== Segment start ==

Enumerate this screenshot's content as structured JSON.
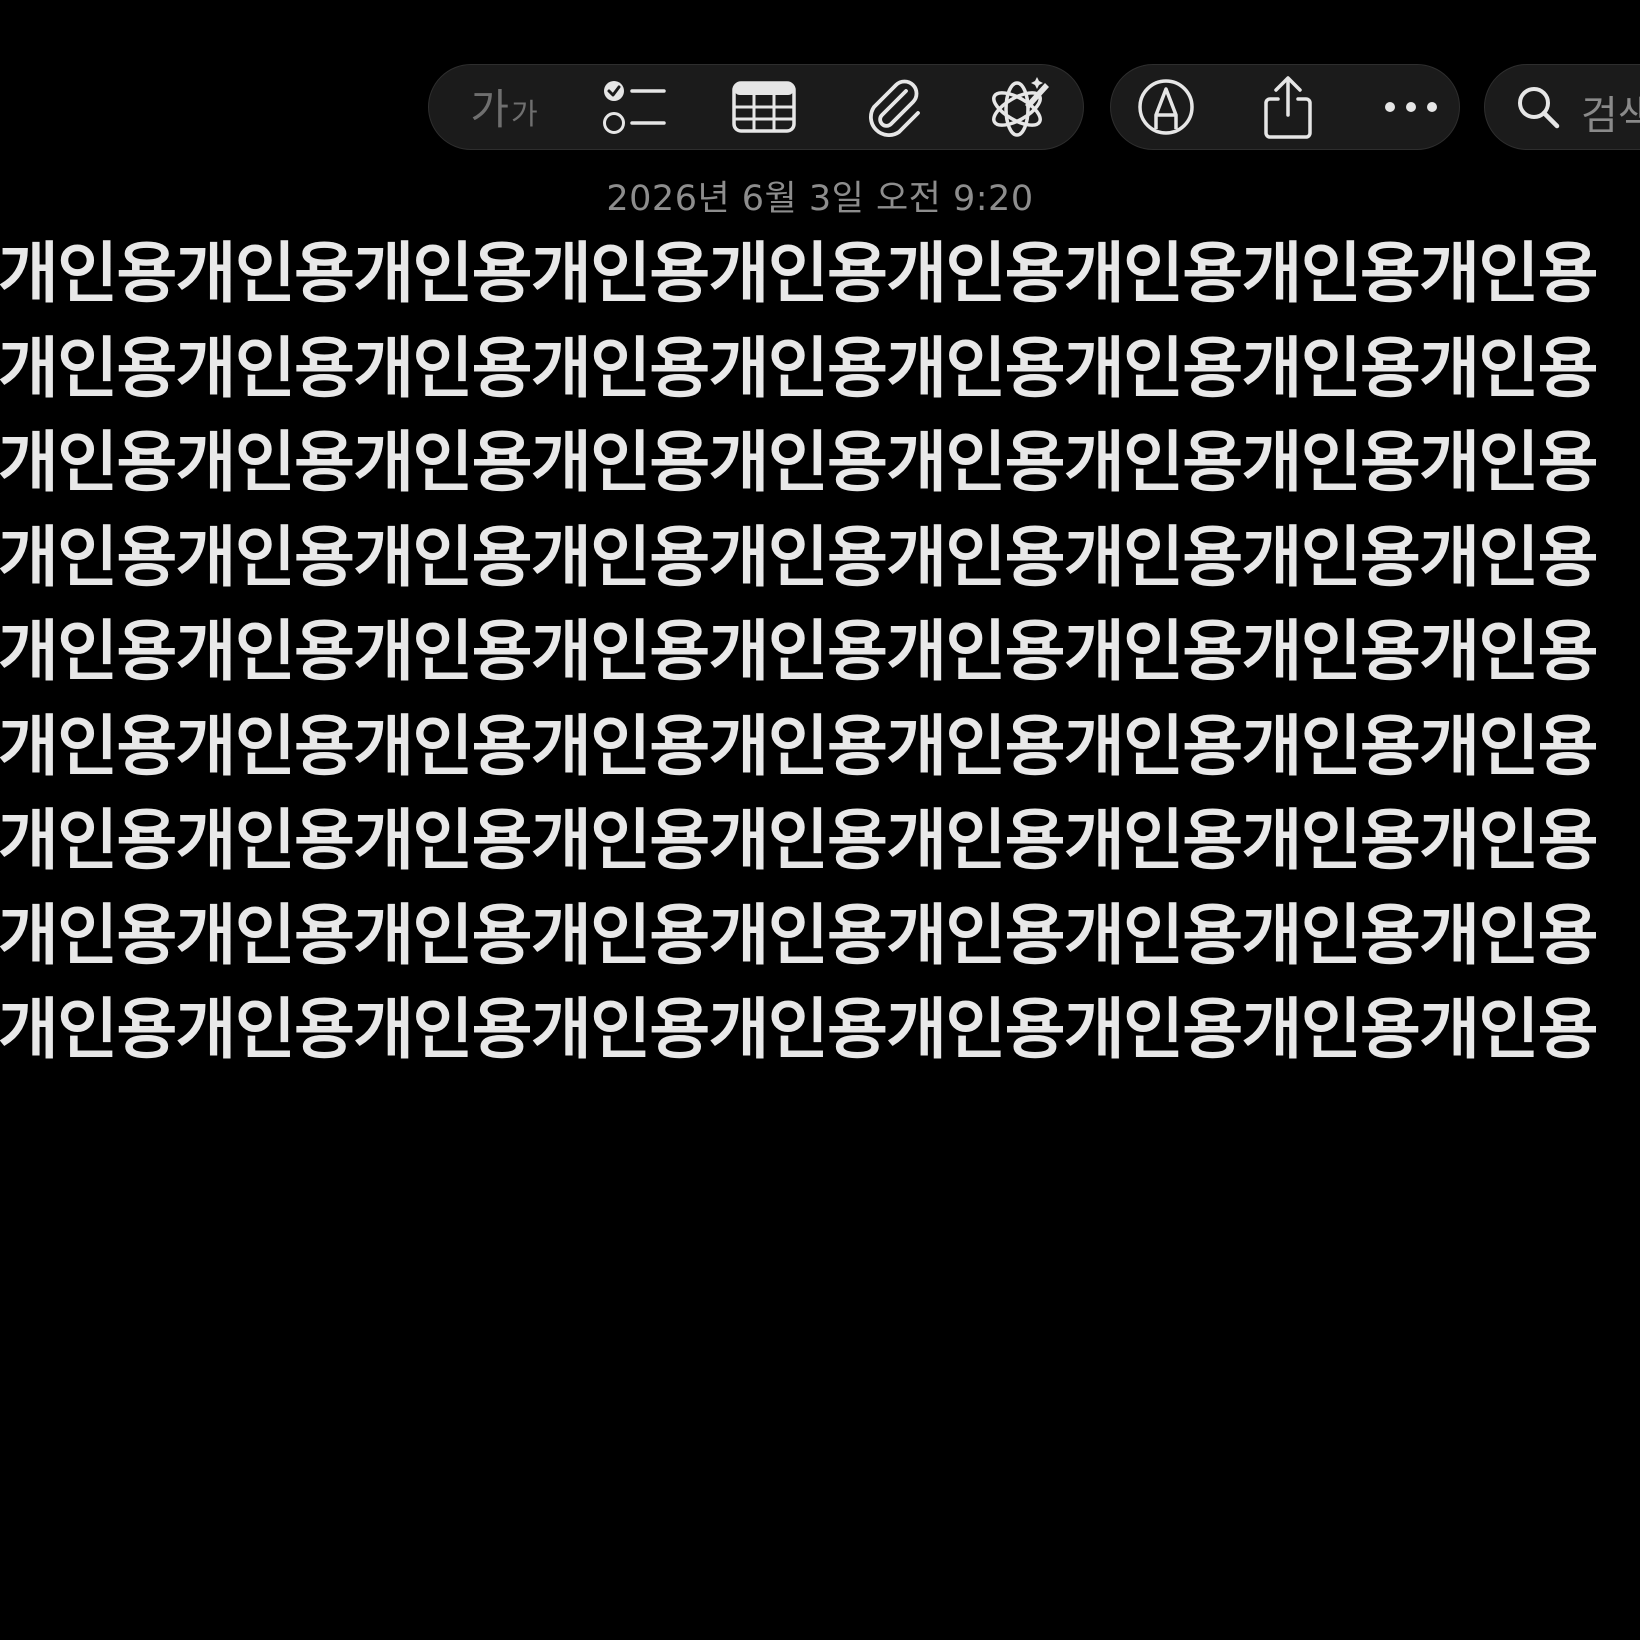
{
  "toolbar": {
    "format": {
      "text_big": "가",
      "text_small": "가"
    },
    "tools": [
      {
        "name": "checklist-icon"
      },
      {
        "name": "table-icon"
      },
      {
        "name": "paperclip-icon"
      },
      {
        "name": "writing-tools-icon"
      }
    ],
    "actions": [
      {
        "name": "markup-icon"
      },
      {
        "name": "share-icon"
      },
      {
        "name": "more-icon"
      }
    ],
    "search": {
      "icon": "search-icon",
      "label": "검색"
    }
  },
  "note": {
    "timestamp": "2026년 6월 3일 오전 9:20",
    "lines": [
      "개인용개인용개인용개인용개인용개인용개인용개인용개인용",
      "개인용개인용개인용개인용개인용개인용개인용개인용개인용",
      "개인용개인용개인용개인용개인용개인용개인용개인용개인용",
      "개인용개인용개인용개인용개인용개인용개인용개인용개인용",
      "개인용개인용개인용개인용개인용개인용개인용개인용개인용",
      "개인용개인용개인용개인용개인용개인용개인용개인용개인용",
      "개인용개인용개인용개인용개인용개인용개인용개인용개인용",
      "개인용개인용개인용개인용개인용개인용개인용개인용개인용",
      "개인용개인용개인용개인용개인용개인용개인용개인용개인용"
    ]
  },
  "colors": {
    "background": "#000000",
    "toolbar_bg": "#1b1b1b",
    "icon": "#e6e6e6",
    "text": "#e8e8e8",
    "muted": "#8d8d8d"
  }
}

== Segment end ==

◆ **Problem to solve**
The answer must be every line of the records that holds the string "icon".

◆ **Result for this task**
        "name": "checklist-icon"
        "name": "table-icon"
        "name": "paperclip-icon"
        "name": "writing-tools-icon"
        "name": "markup-icon"
        "name": "share-icon"
        "name": "more-icon"
      "icon": "search-icon",
    "icon": "#e6e6e6",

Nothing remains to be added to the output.